For “Heart and Soul,” which Hook describes as a “very sexy song,” “Martin showed Barney how to layer and structure the keyboards, the strings especially,” Hook says in his memoir. On “The Eternal” and “Decades,” Sumner’s strings ominously loom like stalactites. “It really adds to the atmosphere,” he admits. “I was upset when I first heard it, but he was right and I was wrong.”
While Hook sparred with the producer, Curtis was in a complicated emotional state that “suicidal ideation” doesn’t fully describe. Sure, he was struggling with epileptic seizures and the breakdown of his marriage, but Hook described him as “cock-a-hoop, full of it” after their final rehearsal in May 1980. And while writing Closer, he reported feeling compelled by a mysterious outside force.
“Ian was saying to me that doing this album felt very strange because he felt that all his words were writing themselves and that he’s always, in the past, struggled to complete a song,” Sumner recalls in This Searing Light.
“He was writing about thoughts and dreams and feelings he had,” Belgian journalist Annik Honoré, who was romantically involved with Curtis at the time, says in the book. “I think he was using his own feelings, but his songs were a lot more than just himself.”

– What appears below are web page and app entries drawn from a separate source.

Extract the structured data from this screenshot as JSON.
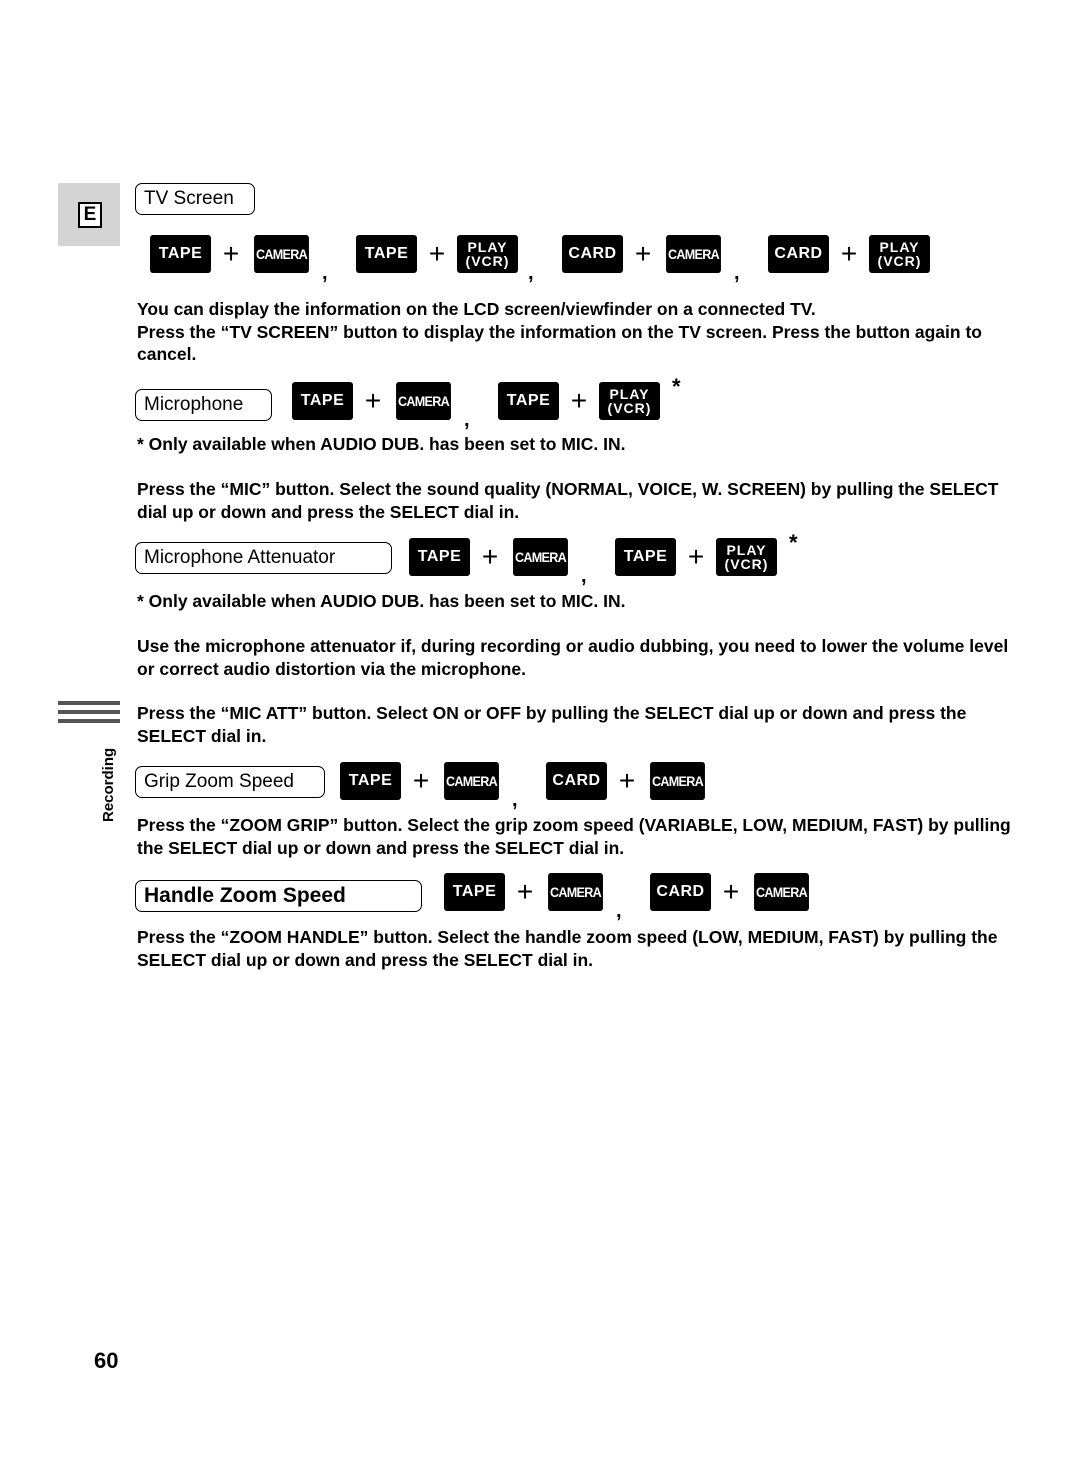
{
  "language_tab": {
    "letter": "E"
  },
  "side_tab": {
    "label": "Recording"
  },
  "page_number": "60",
  "sections": [
    {
      "title": "TV Screen",
      "modes": [
        {
          "keys": [
            "TAPE",
            "CAMERA"
          ]
        },
        {
          "keys": [
            "TAPE",
            "PLAY (VCR)"
          ]
        },
        {
          "keys": [
            "CARD",
            "CAMERA"
          ]
        },
        {
          "keys": [
            "CARD",
            "PLAY (VCR)"
          ]
        }
      ],
      "paragraphs": [
        "You can display the information on the LCD screen/viewfinder on a connected TV.\nPress the “TV SCREEN” button to display the information on the TV screen. Press the button again to cancel."
      ]
    },
    {
      "title": "Microphone",
      "modes": [
        {
          "keys": [
            "TAPE",
            "CAMERA"
          ]
        },
        {
          "keys": [
            "TAPE",
            "PLAY (VCR)"
          ]
        }
      ],
      "asterisk": "*",
      "note": "*  Only available when AUDIO DUB. has been set to MIC. IN.",
      "paragraphs": [
        "Press the “MIC” button. Select the sound quality (NORMAL, VOICE, W. SCREEN) by pulling the SELECT dial up or down and press the SELECT dial in."
      ]
    },
    {
      "title": "Microphone Attenuator",
      "modes": [
        {
          "keys": [
            "TAPE",
            "CAMERA"
          ]
        },
        {
          "keys": [
            "TAPE",
            "PLAY (VCR)"
          ]
        }
      ],
      "asterisk": "*",
      "note": "*  Only available when AUDIO DUB. has been set to MIC. IN.",
      "paragraphs": [
        "Use the microphone attenuator if, during recording or audio dubbing, you need to lower the volume level or correct audio distortion via the microphone.",
        "Press the “MIC ATT” button. Select ON or OFF by pulling the SELECT dial up or down and press the SELECT dial in."
      ]
    },
    {
      "title": "Grip Zoom Speed",
      "modes": [
        {
          "keys": [
            "TAPE",
            "CAMERA"
          ]
        },
        {
          "keys": [
            "CARD",
            "CAMERA"
          ]
        }
      ],
      "paragraphs": [
        "Press the “ZOOM GRIP” button. Select the grip zoom speed (VARIABLE, LOW, MEDIUM, FAST) by pulling the SELECT dial up or down and press the SELECT dial in."
      ]
    },
    {
      "title": "Handle Zoom Speed",
      "modes": [
        {
          "keys": [
            "TAPE",
            "CAMERA"
          ]
        },
        {
          "keys": [
            "CARD",
            "CAMERA"
          ]
        }
      ],
      "paragraphs": [
        "Press the “ZOOM HANDLE” button. Select the handle zoom speed (LOW, MEDIUM, FAST) by pulling the SELECT dial up or down and press the SELECT dial in."
      ]
    }
  ]
}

So, is Closer a gloomy listen? Without question. Does it function exclusively as a suicide note? Not really. In hindsight, it’s surprising how upbeat “A Means to an End,” “Heart and Soul” and “Twenty Four Hours” are, even if they exist just so the dirgelike “The Eternal” can draw them into its undertow. Although Curtis ended up taking his own life, he sometimes commented hopefully about the future, expressing a wish to move to Europe, open a bookshop and settle into more of a studio role than a touring one. “Which might have happened quite organically,” Wozencroft offers in the oral history. “A Brian Eno-type figure.”
That, obviously, isn’t what happened. But the introspection and innovation of Closer makes it more than a tombstone; it shows Joy Division could have developed into art-rock pioneers with peaks and valleys in their discography. Because at their core, Joy Division was a rock ‘n roll band with a charismatic, intelligent leader — not the human manifestation of a Hot Topic T-shirt.
“It was spontaneous, it was not calculated, you know, not artificial,” Honoré asserts in This Searing Light. “They just had the light, the spirit.” Their light may have been extinguished four decades ago, but Closer wasn’t the snuffer; it was a sign of how dazzling it could have been.
Editor’s note: The 40th-anniversary reissue of Closer, which comes bundled with remastered Transmission, Atmosphere, and Love Will Tear Us Apart singles, dropped in July 2020. Check it out here.